I love Christmas, the decorating, gift buying and wrapping, as long as I pace myself. The traditions we have around food both from my English heritage and also traditions we have created ourselves as a family over the years. Although I am certainly not religious and have no desire to attend church I do miss the gatherings in the village center that we enjoyed as a family and community. Once it was dark we gathered to sing carols, most of the village would be there, from the very young to the very old. My school friends would be there and we would run around the village gardens playing while the adults chatted around us. Then came the awaited hush while the church minister led the group in a welcoming prayer and the singing began.
Perhaps it was my young age but the combination of the cold night air, the starry night, bright moon and the almost magical sound of voices united in joyous singing brought such a sense of love, belonging and community. I believe there is something very powerful in such moments of unity as we recognize that whatever our differences we are all so similar. We all share the same hopes and dreams for ourselves and families. Then there would be the bible reading, the story of the birth of Jesus. Again as a child this too was magical and held a fascination. I remember a large wooden manger that was set up outside with the various characters set up inside it along with cows and sheep, the wise men, shepherds etc.
The large star twinkled overhead. As children we were allowed to gather and kneel beside the manger as we sang "away in a manger" the voices young and old mingling together. I always felt safe and protected, surrounded by a caring community.
After the singing had subsided, a short prayer then minces pies made by various villagers were shared around along with a welcome hot chocolate. As the younger ones among us grew tired or the cold got too much, whichever came first we would start to wander home. We lived just a short ten minute walk away and walking back on a dark night with my parents beside me and the excitement of the season all felt good with the world.
I also looked forward to the evenings in the last few days before Christmas when we excitedly welcomed carol singers at our front door. I really don't remember if they were collecting money, often from the local choir they had powerful voices. The group were often invited in to have mince pies, a cup of tea or most often preferred a glass of sherry. They would be shown into our "best" living room where as children we were allowed into on this rare occasion as we were accompanied by adults although any food or drink items in young hands had to be enjoyed at the kitchen table.

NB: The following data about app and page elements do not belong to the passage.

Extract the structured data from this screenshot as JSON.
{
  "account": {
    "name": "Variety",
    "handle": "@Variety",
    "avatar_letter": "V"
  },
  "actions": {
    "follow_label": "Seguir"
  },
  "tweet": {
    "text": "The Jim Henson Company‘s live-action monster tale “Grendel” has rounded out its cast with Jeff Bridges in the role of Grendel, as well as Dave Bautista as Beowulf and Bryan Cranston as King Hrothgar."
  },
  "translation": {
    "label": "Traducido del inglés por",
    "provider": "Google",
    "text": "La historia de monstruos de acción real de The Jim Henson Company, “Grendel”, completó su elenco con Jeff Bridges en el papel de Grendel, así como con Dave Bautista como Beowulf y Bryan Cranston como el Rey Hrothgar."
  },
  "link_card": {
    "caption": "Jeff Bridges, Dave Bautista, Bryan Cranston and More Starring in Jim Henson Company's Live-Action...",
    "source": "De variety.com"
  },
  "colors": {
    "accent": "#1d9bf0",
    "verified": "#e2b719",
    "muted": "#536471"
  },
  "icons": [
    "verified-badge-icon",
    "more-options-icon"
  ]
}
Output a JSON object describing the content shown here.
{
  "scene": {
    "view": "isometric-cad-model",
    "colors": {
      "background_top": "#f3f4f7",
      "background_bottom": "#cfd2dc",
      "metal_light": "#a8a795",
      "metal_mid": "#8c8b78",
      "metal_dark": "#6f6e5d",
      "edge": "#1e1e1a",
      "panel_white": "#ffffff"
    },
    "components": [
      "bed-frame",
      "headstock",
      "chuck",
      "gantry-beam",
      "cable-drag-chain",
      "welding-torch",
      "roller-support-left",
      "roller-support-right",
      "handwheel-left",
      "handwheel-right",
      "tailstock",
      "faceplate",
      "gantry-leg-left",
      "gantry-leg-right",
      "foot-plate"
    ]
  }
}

I do miss hearing carols being sung, for me it goes with the season. At schools here in the United States no carol singing is allowed. While I can understand why I still feel that the kids are missing out. Perhaps some universal songs, I'm not sure which, that would help to connect us to each other and to something bigger. I was pleasantly surprised this past weekend while attending the Nutcracker ballet to see carol singers in the theater as we walked to our seats and again as we left. A lovely touch that made me feel very Christmassy.
However you celebrate the season what traditions if any did you share as a community?
Do you have memories that whatever the time of year stir that sense of community?
If so do you still participate in them today?